—lyric from Current Joys’ song, “New Flesh”

When my friend recommended this album to me, I had a pretty good idea of what it would be, and I was correct and disappointed. This album is like white walls: boring and overdone. Listening to it, I felt like I was asleep in bed with a bad cold. My favourite song is Blondie. ‘Nuff said. 

Faye Webster – Atlanta Millionaires Club 

Uploaded to YouTube by Faye Webster

Atlanta Millionaires Club is an album that showcases Webster’s adeptness at mixing several musical genres together smoothly. The most notable ones showcased are R&B and folk. It is Faye Webster’s third album, the first of which was self-released. 

Right off the bat, listeners can note that the album art is strange. It’s random, and doesn’t use any relevant symbolism. It’s done for the appeal of eccentricity, but it’s just not pleasing to look at.

Atlanta Millionaires Club, Faye Webster, 2019, Secretely Canadian

A lot of songs in this album, at least for me, took several listens to see the appeal of. In fact, my ratings have increased considerably since my first impression, and it’s one of the albums I’ve re-listened to the most. Regardless, they are all peaceful and have classy and slightly vintage instrumentals, such as the brass instrumentation (probably saxophone). This creates a rich ambiance that makes the album very replayable.

Faye Webster has a simple but beautiful voice, and this album is liberal in showcasing it. Her vocal flips and brief interludes of humming are pleasing to the ear. She croons about a lost love in a relaxed and gentle way, particularly in “What Used To Be Mine.” A lot of the tracks are catchy.

The artist surprisingly incorporated rap in “Flowers,” while of course the album is generally alt-country. Although this album isn’t the pinnacle of innovation, I still think Webster does a great job of showing her unique talent and ingenuity.

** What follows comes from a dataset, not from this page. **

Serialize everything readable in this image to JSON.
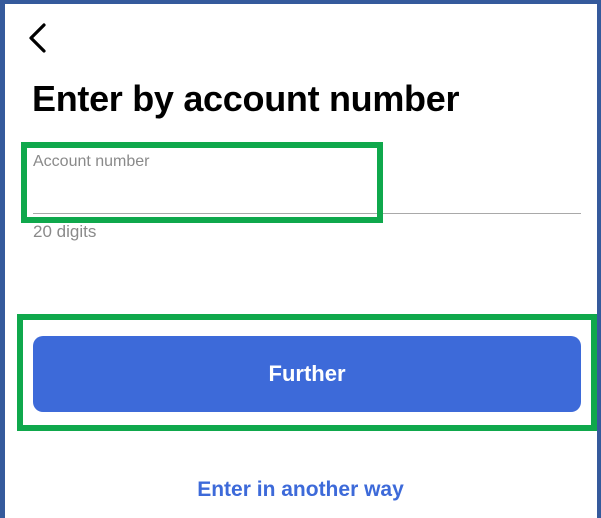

Album art: 2/10

Replayability: 7.5/10

Catchiness: 7/10

Talent: 7/10

“The day that I met you I started dreaming…”

—lyric from Faye Webster’s song, “Kingston”

Overall, I was surprised by how much I enjoyed this album. It’s authentic and charismatic; packed with a lot of cute love songs like petals on a rose. I find that despite its lack of anything to make it very unique, it deserves the hype it gets. My favourite track is probably “Right Side of My Neck,” because it’s just so sweet. 

That’s a wrap for this music review; hopefully you’ve been inspired to listen to something new! I definitely had fun broadening my horizons. If you have any ideas for more album reviews, feel free to let me know in the comments!